DATA RECORDS section start

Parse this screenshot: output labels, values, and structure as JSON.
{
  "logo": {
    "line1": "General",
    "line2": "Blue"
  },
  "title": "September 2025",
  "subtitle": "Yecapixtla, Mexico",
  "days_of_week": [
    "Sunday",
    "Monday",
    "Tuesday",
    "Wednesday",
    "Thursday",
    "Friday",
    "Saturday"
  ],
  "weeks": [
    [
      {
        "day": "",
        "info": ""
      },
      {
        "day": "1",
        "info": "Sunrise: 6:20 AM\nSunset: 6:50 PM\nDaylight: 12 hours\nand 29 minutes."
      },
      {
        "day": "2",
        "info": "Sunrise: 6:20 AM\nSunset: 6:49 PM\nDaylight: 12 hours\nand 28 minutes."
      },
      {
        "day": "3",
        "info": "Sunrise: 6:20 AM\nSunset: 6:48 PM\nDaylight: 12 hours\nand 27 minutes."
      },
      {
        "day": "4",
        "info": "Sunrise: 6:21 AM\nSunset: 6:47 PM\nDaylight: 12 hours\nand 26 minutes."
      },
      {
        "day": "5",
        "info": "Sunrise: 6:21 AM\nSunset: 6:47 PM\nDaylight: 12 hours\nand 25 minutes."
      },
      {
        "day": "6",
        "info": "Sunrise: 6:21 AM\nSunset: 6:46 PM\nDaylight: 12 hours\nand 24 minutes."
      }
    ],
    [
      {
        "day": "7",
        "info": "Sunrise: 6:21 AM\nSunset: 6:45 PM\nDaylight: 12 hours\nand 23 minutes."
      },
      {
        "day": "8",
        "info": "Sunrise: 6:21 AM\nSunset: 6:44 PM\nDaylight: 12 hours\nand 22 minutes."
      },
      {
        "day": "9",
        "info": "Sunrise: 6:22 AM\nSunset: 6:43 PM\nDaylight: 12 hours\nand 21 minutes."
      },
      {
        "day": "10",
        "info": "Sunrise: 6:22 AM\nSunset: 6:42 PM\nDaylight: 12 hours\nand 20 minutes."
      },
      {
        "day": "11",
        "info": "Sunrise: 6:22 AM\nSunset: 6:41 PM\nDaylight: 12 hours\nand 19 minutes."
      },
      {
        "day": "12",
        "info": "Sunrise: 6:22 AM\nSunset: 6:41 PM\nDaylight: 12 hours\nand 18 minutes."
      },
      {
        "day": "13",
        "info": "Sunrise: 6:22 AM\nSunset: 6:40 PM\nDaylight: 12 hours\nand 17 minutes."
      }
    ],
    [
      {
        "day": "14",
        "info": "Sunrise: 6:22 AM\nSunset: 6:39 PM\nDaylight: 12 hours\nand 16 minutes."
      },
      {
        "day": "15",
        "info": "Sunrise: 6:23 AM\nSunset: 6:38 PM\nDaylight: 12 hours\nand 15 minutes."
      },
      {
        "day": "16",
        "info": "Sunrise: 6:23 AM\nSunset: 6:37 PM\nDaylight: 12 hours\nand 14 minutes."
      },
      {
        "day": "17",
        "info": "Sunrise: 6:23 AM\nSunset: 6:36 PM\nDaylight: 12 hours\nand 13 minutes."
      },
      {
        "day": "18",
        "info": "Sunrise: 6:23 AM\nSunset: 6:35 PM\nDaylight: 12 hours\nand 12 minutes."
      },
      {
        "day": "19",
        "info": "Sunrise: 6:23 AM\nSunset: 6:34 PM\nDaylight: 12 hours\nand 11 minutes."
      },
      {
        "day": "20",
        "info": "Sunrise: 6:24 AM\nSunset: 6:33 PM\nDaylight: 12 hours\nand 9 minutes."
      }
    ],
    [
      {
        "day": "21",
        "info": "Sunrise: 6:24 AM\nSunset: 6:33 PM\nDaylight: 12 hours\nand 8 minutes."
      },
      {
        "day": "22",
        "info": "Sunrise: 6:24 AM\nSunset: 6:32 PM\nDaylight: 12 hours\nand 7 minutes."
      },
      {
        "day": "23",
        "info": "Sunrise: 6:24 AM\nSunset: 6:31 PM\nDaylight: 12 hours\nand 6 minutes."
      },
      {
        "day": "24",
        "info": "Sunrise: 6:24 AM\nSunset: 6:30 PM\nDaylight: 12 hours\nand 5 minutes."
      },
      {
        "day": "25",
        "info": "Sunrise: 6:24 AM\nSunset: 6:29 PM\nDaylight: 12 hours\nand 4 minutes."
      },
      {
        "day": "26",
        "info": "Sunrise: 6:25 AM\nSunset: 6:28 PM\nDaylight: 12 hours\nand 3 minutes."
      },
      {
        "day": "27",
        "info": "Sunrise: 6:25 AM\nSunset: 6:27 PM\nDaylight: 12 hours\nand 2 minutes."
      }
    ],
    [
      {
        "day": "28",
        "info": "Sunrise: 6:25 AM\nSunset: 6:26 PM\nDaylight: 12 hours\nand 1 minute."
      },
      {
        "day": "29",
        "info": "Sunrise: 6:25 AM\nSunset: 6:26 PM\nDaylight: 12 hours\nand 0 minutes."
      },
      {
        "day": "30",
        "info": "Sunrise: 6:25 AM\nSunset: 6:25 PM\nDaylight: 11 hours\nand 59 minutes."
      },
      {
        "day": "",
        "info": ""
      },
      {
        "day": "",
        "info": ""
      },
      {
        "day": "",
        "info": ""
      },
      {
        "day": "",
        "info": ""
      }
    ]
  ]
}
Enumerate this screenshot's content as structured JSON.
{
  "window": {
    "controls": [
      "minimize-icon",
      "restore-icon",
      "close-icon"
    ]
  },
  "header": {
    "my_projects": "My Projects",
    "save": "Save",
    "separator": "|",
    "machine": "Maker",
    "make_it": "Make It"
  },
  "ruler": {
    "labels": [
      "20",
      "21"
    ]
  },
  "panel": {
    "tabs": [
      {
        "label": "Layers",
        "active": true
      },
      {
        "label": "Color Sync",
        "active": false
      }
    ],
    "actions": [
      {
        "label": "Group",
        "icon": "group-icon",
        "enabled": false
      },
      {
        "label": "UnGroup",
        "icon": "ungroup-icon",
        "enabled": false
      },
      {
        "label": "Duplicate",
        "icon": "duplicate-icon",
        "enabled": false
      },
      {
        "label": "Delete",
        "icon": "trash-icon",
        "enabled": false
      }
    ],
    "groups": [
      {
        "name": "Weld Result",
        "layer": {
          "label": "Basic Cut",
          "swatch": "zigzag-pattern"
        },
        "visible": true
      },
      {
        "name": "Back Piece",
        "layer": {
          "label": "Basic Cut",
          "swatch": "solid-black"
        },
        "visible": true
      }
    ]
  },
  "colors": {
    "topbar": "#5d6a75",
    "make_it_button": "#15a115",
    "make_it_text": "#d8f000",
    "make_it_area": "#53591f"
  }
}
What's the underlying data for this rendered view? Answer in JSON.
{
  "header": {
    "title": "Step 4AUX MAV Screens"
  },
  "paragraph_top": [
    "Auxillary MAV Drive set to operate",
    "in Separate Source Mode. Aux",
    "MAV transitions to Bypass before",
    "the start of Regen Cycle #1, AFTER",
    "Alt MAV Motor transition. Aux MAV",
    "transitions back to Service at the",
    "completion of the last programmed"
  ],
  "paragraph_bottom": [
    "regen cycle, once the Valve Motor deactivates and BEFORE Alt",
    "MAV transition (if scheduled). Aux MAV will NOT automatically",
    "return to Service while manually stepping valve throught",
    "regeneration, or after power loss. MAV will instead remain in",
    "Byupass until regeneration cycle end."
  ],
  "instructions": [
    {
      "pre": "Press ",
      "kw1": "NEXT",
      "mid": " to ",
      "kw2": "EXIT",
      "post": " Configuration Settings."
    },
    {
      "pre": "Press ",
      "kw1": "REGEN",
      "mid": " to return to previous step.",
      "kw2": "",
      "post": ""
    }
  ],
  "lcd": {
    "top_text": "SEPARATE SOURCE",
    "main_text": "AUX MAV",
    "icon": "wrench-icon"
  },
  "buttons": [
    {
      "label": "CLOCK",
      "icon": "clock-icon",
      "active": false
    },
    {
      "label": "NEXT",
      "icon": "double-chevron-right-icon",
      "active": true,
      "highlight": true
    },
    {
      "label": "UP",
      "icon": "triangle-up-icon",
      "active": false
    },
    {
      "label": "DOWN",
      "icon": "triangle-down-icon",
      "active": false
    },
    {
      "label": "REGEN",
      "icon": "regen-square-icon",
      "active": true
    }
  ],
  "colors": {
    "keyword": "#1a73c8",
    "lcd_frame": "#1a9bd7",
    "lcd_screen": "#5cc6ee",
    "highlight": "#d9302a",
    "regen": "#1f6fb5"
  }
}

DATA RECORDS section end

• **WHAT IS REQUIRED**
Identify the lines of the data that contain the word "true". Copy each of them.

• **OUTPUT FOR THIS EXERCISE**
        "active": true
        "visible": true
        "visible": true
      "active": true,
      "highlight": true
      "active": true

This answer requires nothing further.